WORK ITEM:
I'd like the entries repeated exactly, pictures omitted.

[Website and app data records]
....................

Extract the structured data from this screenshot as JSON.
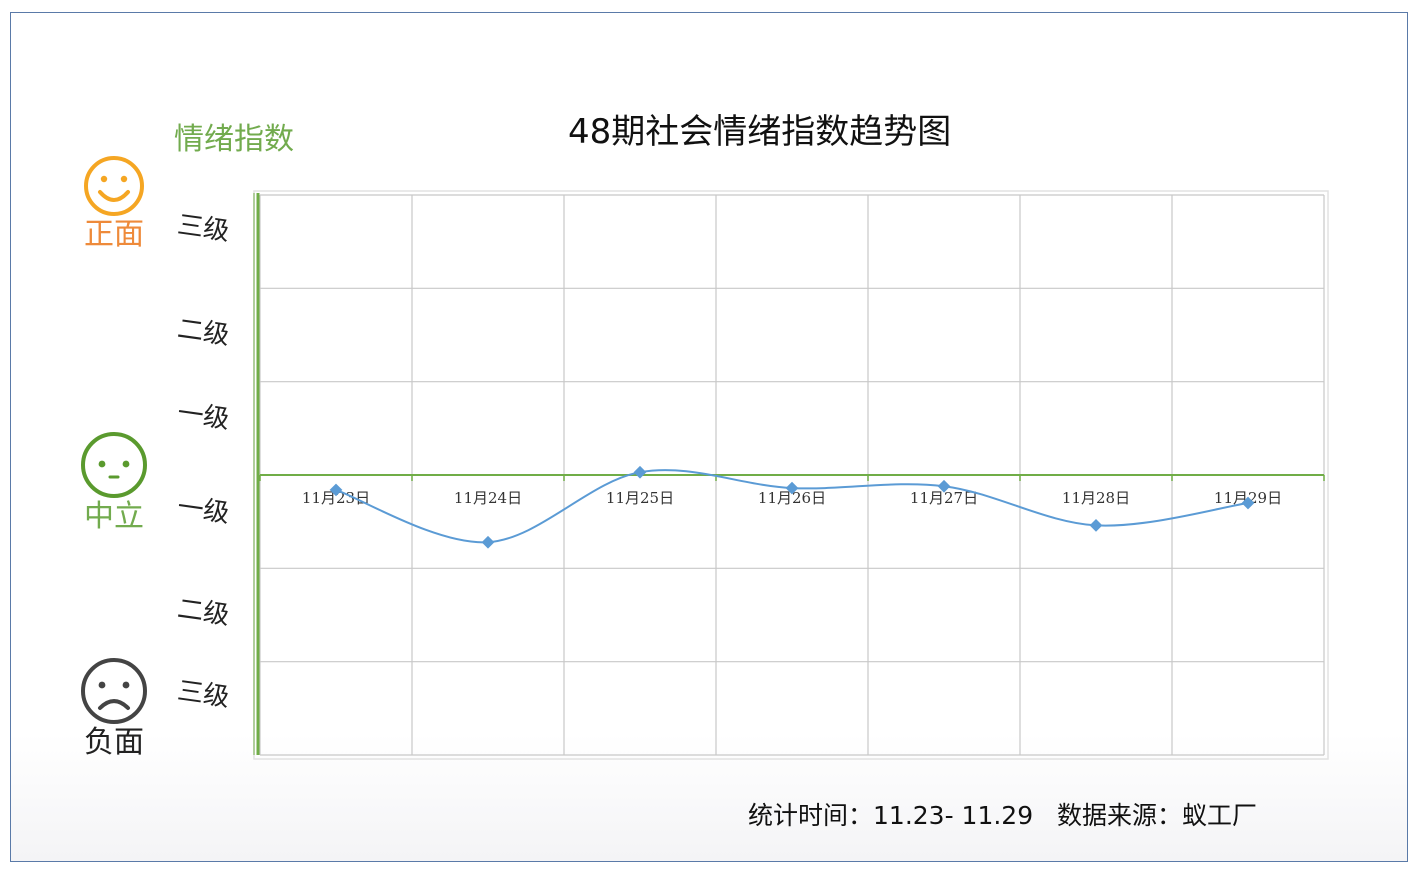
{
  "chart_data": {
    "type": "line",
    "title": "48期社会情绪指数趋势图",
    "ylabel": "情绪指数",
    "categories": [
      "11月23日",
      "11月24日",
      "11月25日",
      "11月26日",
      "11月27日",
      "11月28日",
      "11月29日"
    ],
    "series": [
      {
        "values": [
          -0.16,
          -0.72,
          0.03,
          -0.14,
          -0.12,
          -0.54,
          -0.3
        ]
      }
    ],
    "ylim": [
      -3,
      3
    ],
    "y_levels_top_to_bottom": [
      "三级",
      "二级",
      "一级",
      "一级",
      "二级",
      "三级"
    ],
    "mood_labels": {
      "positive": "正面",
      "neutral": "中立",
      "negative": "负面"
    },
    "grid": true,
    "colors": {
      "line": "#5b9bd5",
      "axis": "#70ad47",
      "grid": "#c8c8c8",
      "positive": "#f5a623",
      "neutral": "#5a9a2e",
      "negative": "#444444"
    }
  },
  "footer": {
    "time_label": "统计时间：",
    "time_range": "11.23- 11.29",
    "source_label": "数据来源：",
    "source_value": "蚁工厂"
  }
}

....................

WRITTEN RESPONSE:
Extract the structured data from this screenshot as JSON.
{
  "chart_data": {
    "type": "line",
    "title": "48期社会情绪指数趋势图",
    "ylabel": "情绪指数",
    "categories": [
      "11月23日",
      "11月24日",
      "11月25日",
      "11月26日",
      "11月27日",
      "11月28日",
      "11月29日"
    ],
    "series": [
      {
        "values": [
          -0.16,
          -0.72,
          0.03,
          -0.14,
          -0.12,
          -0.54,
          -0.3
        ]
      }
    ],
    "ylim": [
      -3,
      3
    ],
    "y_levels_top_to_bottom": [
      "三级",
      "二级",
      "一级",
      "一级",
      "二级",
      "三级"
    ],
    "mood_labels": {
      "positive": "正面",
      "neutral": "中立",
      "negative": "负面"
    },
    "grid": true,
    "colors": {
      "line": "#5b9bd5",
      "axis": "#70ad47",
      "grid": "#c8c8c8",
      "positive": "#f5a623",
      "neutral": "#5a9a2e",
      "negative": "#444444"
    }
  },
  "footer": {
    "time_label": "统计时间：",
    "time_range": "11.23- 11.29",
    "source_label": "数据来源：",
    "source_value": "蚁工厂"
  }
}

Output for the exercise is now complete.